## Prompt
Would you copy all lines in the data that contain the word "value"?
··· Dataset entries
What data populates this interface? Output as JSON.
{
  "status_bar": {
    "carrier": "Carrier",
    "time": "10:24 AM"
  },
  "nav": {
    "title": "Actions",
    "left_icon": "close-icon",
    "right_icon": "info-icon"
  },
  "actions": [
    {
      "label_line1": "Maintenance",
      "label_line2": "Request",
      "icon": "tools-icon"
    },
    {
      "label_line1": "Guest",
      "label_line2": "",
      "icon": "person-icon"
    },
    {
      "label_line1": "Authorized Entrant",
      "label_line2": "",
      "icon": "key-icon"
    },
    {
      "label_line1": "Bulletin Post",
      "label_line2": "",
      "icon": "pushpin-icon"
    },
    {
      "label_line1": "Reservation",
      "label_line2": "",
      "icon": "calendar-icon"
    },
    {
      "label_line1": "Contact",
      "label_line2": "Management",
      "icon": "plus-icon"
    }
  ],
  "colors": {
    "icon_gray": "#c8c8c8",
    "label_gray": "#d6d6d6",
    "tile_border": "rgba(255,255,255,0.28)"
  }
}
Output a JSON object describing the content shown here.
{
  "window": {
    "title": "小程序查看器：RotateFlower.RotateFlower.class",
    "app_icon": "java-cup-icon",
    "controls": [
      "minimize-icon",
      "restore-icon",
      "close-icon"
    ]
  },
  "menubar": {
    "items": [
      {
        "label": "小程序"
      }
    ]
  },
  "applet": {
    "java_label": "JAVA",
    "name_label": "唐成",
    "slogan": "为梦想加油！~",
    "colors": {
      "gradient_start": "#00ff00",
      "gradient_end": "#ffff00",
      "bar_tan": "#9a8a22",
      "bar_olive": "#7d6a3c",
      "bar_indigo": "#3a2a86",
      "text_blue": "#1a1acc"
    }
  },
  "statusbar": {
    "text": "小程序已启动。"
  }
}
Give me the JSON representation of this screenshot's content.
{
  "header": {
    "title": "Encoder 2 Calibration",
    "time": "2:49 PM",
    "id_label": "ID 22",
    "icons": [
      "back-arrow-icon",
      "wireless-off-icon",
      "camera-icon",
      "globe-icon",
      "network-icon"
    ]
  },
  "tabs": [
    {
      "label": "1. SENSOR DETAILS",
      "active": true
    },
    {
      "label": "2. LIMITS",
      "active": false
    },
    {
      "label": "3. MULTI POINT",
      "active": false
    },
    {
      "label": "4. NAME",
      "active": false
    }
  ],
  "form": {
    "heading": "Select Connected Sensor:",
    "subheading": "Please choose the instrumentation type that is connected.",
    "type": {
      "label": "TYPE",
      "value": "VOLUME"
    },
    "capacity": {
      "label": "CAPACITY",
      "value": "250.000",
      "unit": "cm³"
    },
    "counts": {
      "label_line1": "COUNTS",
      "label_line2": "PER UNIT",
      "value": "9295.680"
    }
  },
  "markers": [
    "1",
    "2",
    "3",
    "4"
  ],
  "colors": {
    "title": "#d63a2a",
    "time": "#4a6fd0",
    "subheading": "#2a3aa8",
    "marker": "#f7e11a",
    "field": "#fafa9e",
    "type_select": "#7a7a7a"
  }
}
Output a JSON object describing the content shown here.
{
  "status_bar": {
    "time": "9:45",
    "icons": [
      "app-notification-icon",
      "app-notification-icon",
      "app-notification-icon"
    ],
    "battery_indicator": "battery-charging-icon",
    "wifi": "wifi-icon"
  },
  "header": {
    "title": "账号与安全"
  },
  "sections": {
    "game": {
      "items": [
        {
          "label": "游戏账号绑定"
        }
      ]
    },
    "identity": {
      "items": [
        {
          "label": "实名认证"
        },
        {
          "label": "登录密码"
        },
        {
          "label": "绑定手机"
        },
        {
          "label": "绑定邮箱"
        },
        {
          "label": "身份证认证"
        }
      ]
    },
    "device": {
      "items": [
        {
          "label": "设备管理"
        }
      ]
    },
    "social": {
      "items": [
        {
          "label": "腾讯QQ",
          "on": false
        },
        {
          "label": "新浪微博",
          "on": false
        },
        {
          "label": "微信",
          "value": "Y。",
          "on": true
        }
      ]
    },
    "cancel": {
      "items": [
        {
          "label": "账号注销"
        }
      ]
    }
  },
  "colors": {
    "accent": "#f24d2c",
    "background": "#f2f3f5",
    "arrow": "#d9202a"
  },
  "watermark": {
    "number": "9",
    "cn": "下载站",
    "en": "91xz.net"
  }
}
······
## Solution
      "value": "VOLUME"
      "value": "250.000",
      "value": "9295.680"
          "value": "Y。",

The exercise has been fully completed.